Walker said the rubber industry's recruiting challenges, image issues and aging work force can be addressed successfully if the industry refocuses on applied chemistry to reignite interest from potential employees.
"We aren't attracting new talent because we don't sell the science and technology involved with our industry to customers or potential employees," Walker said during his keynote speech Tuesday morning during the first day of the American Chemical Society Rubber Division's International Elastomer Conference, held at the I-X Center in Cleveland. "Every time we talk about the rubber industry as some kind of 'art' and fail to communicate that it is driven by applied chemistry and scientific reasoning, we are undermining our own growth and success."
Walker told the group that the U.S. views the rubber industry as art-driven and nonscientific, although engineering and manufacturing are essential components to its success.

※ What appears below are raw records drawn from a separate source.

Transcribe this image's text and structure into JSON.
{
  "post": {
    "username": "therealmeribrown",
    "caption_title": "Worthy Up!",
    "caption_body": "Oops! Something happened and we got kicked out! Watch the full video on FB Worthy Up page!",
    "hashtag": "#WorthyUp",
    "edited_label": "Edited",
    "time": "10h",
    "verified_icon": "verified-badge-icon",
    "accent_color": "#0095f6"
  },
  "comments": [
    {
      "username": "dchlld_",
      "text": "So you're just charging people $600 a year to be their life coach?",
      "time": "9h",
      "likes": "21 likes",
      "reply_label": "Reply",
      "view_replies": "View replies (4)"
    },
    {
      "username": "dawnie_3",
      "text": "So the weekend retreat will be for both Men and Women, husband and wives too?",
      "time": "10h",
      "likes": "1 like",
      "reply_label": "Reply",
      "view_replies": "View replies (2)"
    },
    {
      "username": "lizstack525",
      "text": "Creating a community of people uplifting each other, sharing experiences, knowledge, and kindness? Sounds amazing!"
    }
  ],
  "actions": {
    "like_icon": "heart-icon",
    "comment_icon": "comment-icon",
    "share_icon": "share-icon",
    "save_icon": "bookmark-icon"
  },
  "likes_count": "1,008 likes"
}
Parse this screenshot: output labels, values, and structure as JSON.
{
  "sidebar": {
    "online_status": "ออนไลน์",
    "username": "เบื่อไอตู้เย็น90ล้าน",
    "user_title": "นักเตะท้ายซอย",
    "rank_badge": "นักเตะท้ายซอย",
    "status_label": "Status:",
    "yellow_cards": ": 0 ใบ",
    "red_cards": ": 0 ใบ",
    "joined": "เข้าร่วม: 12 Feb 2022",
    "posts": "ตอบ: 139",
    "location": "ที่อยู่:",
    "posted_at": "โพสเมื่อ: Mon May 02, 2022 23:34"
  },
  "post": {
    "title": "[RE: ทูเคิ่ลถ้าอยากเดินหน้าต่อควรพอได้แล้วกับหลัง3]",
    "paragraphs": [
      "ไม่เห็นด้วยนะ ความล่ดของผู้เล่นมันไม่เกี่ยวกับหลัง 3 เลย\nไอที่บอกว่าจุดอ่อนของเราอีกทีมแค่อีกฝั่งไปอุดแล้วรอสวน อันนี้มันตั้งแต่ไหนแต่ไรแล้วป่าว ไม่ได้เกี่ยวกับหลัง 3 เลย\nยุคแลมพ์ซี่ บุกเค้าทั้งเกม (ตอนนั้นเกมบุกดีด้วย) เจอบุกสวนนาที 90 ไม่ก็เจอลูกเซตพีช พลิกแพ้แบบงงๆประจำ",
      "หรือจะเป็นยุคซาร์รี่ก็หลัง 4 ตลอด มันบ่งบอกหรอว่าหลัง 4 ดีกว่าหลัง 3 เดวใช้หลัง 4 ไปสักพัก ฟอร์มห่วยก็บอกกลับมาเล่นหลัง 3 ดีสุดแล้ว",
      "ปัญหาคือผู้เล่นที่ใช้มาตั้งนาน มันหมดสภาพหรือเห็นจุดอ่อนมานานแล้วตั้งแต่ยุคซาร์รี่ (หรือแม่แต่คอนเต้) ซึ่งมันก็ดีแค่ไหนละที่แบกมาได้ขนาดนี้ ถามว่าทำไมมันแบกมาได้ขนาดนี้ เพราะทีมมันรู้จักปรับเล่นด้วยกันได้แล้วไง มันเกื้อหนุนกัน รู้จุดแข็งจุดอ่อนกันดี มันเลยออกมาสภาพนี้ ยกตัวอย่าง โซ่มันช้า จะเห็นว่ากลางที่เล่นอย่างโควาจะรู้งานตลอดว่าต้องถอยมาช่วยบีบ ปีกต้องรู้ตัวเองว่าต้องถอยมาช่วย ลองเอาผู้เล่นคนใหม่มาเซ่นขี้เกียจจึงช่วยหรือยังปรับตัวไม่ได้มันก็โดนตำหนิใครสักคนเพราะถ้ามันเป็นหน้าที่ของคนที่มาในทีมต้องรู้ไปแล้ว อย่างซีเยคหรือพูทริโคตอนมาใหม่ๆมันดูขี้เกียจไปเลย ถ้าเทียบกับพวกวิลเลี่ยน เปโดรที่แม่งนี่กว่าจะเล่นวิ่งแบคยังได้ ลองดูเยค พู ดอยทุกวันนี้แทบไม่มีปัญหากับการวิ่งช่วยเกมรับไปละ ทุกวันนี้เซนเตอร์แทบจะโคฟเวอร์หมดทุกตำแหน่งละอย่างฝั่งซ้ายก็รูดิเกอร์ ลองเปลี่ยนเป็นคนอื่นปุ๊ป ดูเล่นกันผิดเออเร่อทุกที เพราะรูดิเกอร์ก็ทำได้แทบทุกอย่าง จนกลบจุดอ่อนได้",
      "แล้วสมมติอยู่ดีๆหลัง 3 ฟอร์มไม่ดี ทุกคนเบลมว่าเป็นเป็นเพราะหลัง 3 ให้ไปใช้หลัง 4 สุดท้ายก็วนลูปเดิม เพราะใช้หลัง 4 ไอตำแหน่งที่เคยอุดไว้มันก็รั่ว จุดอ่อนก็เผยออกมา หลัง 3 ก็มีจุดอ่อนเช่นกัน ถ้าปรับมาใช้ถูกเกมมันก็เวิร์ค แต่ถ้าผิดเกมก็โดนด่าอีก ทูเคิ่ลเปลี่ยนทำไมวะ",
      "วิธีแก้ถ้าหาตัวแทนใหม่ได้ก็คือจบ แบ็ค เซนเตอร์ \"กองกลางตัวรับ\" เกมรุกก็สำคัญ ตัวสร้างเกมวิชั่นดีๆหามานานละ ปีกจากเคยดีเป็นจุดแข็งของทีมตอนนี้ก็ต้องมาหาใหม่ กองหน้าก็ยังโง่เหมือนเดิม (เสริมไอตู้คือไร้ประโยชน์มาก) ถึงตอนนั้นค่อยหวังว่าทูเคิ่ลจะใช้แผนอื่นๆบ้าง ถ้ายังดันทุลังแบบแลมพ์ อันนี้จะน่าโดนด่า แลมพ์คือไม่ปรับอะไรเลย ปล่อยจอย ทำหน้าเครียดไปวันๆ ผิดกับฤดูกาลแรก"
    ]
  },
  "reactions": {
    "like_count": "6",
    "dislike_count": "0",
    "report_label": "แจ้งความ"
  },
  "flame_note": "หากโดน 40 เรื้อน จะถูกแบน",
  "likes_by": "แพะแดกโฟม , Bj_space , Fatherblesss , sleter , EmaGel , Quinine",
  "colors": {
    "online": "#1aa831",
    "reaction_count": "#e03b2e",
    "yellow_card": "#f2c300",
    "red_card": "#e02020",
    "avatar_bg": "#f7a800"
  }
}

"We are communicating that our services aren't valued, and when we communicate like this, we can't compete with other industries for new talent," said Walker, a former chairman of the Rubber Division.

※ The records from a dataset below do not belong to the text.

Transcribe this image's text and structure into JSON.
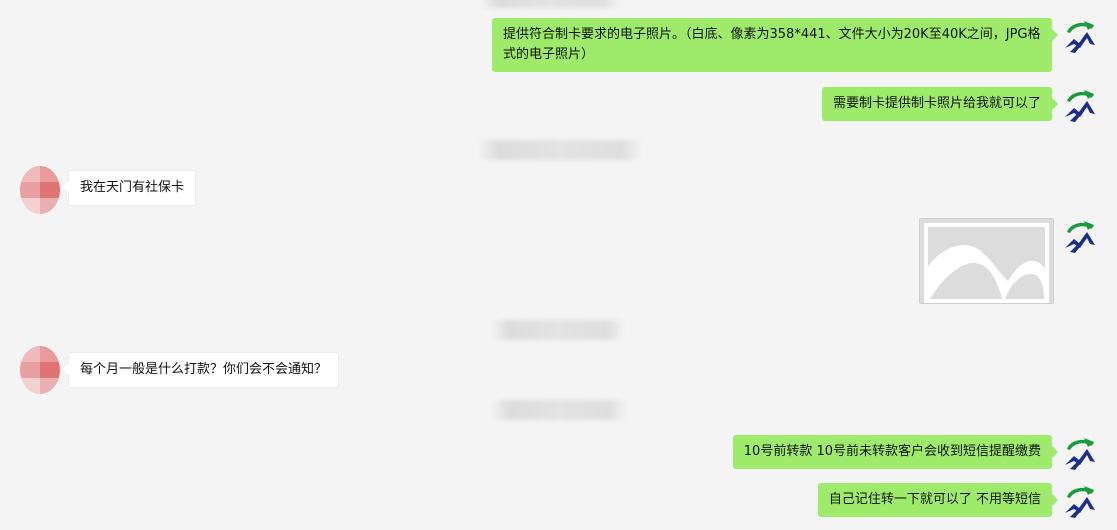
{
  "colors": {
    "background": "#f4f4f4",
    "self_bubble": "#9eea6a",
    "other_bubble": "#ffffff",
    "avatar_green": "#1a9b3c",
    "avatar_blue": "#1b2e8a",
    "avatar_pink": "#e8a2a4"
  },
  "icons": {
    "self_avatar": "logo-avatar-icon",
    "other_avatar": "pixelated-avatar"
  },
  "messages": [
    {
      "sender": "self",
      "type": "text",
      "text": "提供符合制卡要求的电子照片。（白底、像素为358*441、文件大小为20K至40K之间，JPG格式的电子照片）"
    },
    {
      "sender": "self",
      "type": "text",
      "text": "需要制卡提供制卡照片给我就可以了"
    },
    {
      "sender": "other",
      "type": "text",
      "text": "我在天门有社保卡"
    },
    {
      "sender": "self",
      "type": "image",
      "icon": "image-placeholder-icon"
    },
    {
      "sender": "other",
      "type": "text",
      "text": "每个月一般是什么打款？你们会不会通知？"
    },
    {
      "sender": "self",
      "type": "text",
      "text": "10号前转款 10号前未转款客户会收到短信提醒缴费"
    },
    {
      "sender": "self",
      "type": "text",
      "text": "自己记住转一下就可以了 不用等短信"
    }
  ]
}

According to a report from the IBISWorld Market Research called "Rubber Product Manufacturing in the U.S.: Market Research Report," the U.S. chemical industry generated 25 percent of the country's gross domestic product, or $760 billion in revenue. Of that total, the report stated, the rubber industry, which includes molded, extruded and lathe cut goods and rubber tube manufacturing, accounted for 2.4 percent, or $18 billion.
Walker said that half of the rubber corporations anticipate adding employees next year and beyond, and 53 percent say they will reinvest in their business. That has been driven by a recent surge in reindustrialization in the U.S., as some industries have reversed outsourcing and begun moving production back to the U.S.

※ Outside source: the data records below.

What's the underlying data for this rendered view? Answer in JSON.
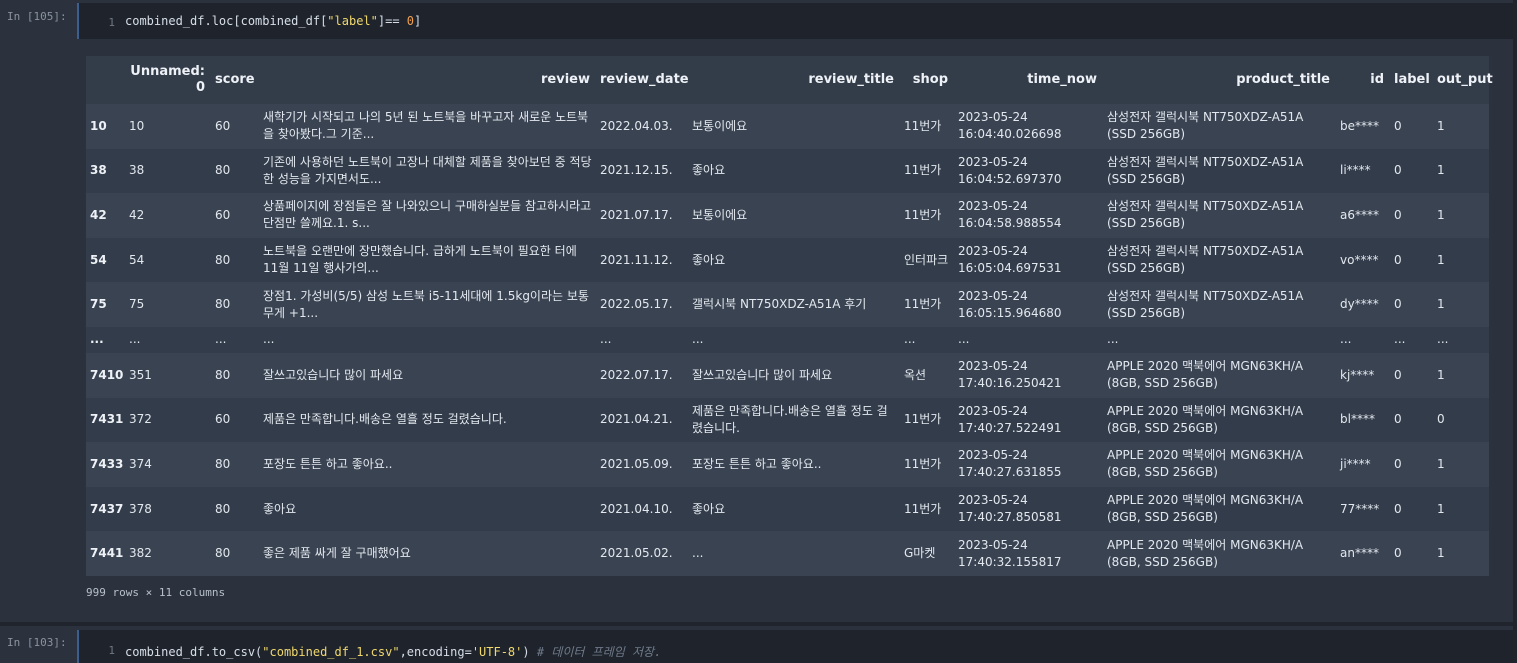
{
  "cell1": {
    "prompt": "In [105]:",
    "line_no": "1",
    "code": {
      "p1": "combined_df.loc[combined_df[",
      "s1": "\"label\"",
      "p2": "]== ",
      "n1": "0",
      "p3": "]"
    }
  },
  "table": {
    "columns": [
      "",
      "Unnamed: 0",
      "score",
      "review",
      "review_date",
      "review_title",
      "shop",
      "time_now",
      "product_title",
      "id",
      "label",
      "out_put"
    ],
    "rows": [
      [
        "10",
        "10",
        "60",
        "새학기가 시작되고 나의 5년 된 노트북을 바꾸고자 새로운 노트북을 찾아봤다.그 기준...",
        "2022.04.03.",
        "보통이에요",
        "11번가",
        "2023-05-24 16:04:40.026698",
        "삼성전자 갤럭시북 NT750XDZ-A51A (SSD 256GB)",
        "be****",
        "0",
        "1"
      ],
      [
        "38",
        "38",
        "80",
        "기존에 사용하던 노트북이 고장나 대체할 제품을 찾아보던 중 적당한 성능을 가지면서도...",
        "2021.12.15.",
        "좋아요",
        "11번가",
        "2023-05-24 16:04:52.697370",
        "삼성전자 갤럭시북 NT750XDZ-A51A (SSD 256GB)",
        "li****",
        "0",
        "1"
      ],
      [
        "42",
        "42",
        "60",
        "상품페이지에 장점들은 잘 나와있으니 구매하실분들 참고하시라고 단점만 쓸께요.1. s...",
        "2021.07.17.",
        "보통이에요",
        "11번가",
        "2023-05-24 16:04:58.988554",
        "삼성전자 갤럭시북 NT750XDZ-A51A (SSD 256GB)",
        "a6****",
        "0",
        "1"
      ],
      [
        "54",
        "54",
        "80",
        "노트북을 오랜만에 장만했습니다. 급하게 노트북이 필요한 터에 11월 11일 행사가의...",
        "2021.11.12.",
        "좋아요",
        "인터파크",
        "2023-05-24 16:05:04.697531",
        "삼성전자 갤럭시북 NT750XDZ-A51A (SSD 256GB)",
        "vo****",
        "0",
        "1"
      ],
      [
        "75",
        "75",
        "80",
        "장점1. 가성비(5/5) 삼성 노트북 i5-11세대에 1.5kg이라는 보통무게 +1...",
        "2022.05.17.",
        "갤럭시북 NT750XDZ-A51A 후기",
        "11번가",
        "2023-05-24 16:05:15.964680",
        "삼성전자 갤럭시북 NT750XDZ-A51A (SSD 256GB)",
        "dy****",
        "0",
        "1"
      ],
      [
        "...",
        "...",
        "...",
        "...",
        "...",
        "...",
        "...",
        "...",
        "...",
        "...",
        "...",
        "..."
      ],
      [
        "7410",
        "351",
        "80",
        "잘쓰고있습니다 많이 파세요",
        "2022.07.17.",
        "잘쓰고있습니다 많이 파세요",
        "옥션",
        "2023-05-24 17:40:16.250421",
        "APPLE 2020 맥북에어 MGN63KH/A (8GB, SSD 256GB)",
        "kj****",
        "0",
        "1"
      ],
      [
        "7431",
        "372",
        "60",
        "제품은 만족합니다.배송은 열흘 정도 걸렸습니다.",
        "2021.04.21.",
        "제품은 만족합니다.배송은 열흘 정도 걸렸습니다.",
        "11번가",
        "2023-05-24 17:40:27.522491",
        "APPLE 2020 맥북에어 MGN63KH/A (8GB, SSD 256GB)",
        "bl****",
        "0",
        "0"
      ],
      [
        "7433",
        "374",
        "80",
        "포장도 튼튼 하고 좋아요..",
        "2021.05.09.",
        "포장도 튼튼 하고 좋아요..",
        "11번가",
        "2023-05-24 17:40:27.631855",
        "APPLE 2020 맥북에어 MGN63KH/A (8GB, SSD 256GB)",
        "ji****",
        "0",
        "1"
      ],
      [
        "7437",
        "378",
        "80",
        "좋아요",
        "2021.04.10.",
        "좋아요",
        "11번가",
        "2023-05-24 17:40:27.850581",
        "APPLE 2020 맥북에어 MGN63KH/A (8GB, SSD 256GB)",
        "77****",
        "0",
        "1"
      ],
      [
        "7441",
        "382",
        "80",
        "좋은 제품 싸게 잘 구매했어요",
        "2021.05.02.",
        "...",
        "G마켓",
        "2023-05-24 17:40:32.155817",
        "APPLE 2020 맥북에어 MGN63KH/A (8GB, SSD 256GB)",
        "an****",
        "0",
        "1"
      ]
    ],
    "summary": "999 rows × 11 columns"
  },
  "cell2": {
    "prompt": "In [103]:",
    "line_no": "1",
    "code": {
      "p1": "combined_df.to_csv(",
      "s1": "\"combined_df_1.csv\"",
      "p2": ",encoding=",
      "s2": "'UTF-8'",
      "p3": ") ",
      "c1": "# 데이터 프레임 저장."
    }
  },
  "colors": {
    "background": "#2b323e",
    "input_bg": "#1f242c",
    "string": "#f0d86d",
    "number": "#f0a050",
    "comment": "#6f7a8a",
    "row_even": "#3a4352",
    "row_odd": "#333c4a"
  }
}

Rubber companies will grow as they play key roles in producing rubber components that help achieve fuel economy, meet emissions standards and find technological innovations for alternate energy systems that have stringent performance standards, according to Walker.
Even with these growth opportunities, Walker cautioned that competition for new talent will be fierce.
"What we, as rubber industry professionals do every day, can't be trivialized—it can't be dumbed down," he said. "We are scientists. We must focus on innovation, advanced technology, outreach to a next generation of employees, lean manufacturing and recognition of our industry as a foundation for industrial strength in the U.S.
"We must showcase our technology, our industrial know-how and our scientific reasoning each and every time we are visited by a customer who uses our products and services," Walker said. "We can make an impact on our markets, profits and longevity by raising the level of education, recognition and appreciation for our industry and instilling this heightened awareness in our customers. We have to change the image and fight for recognition. Our survival depends upon it."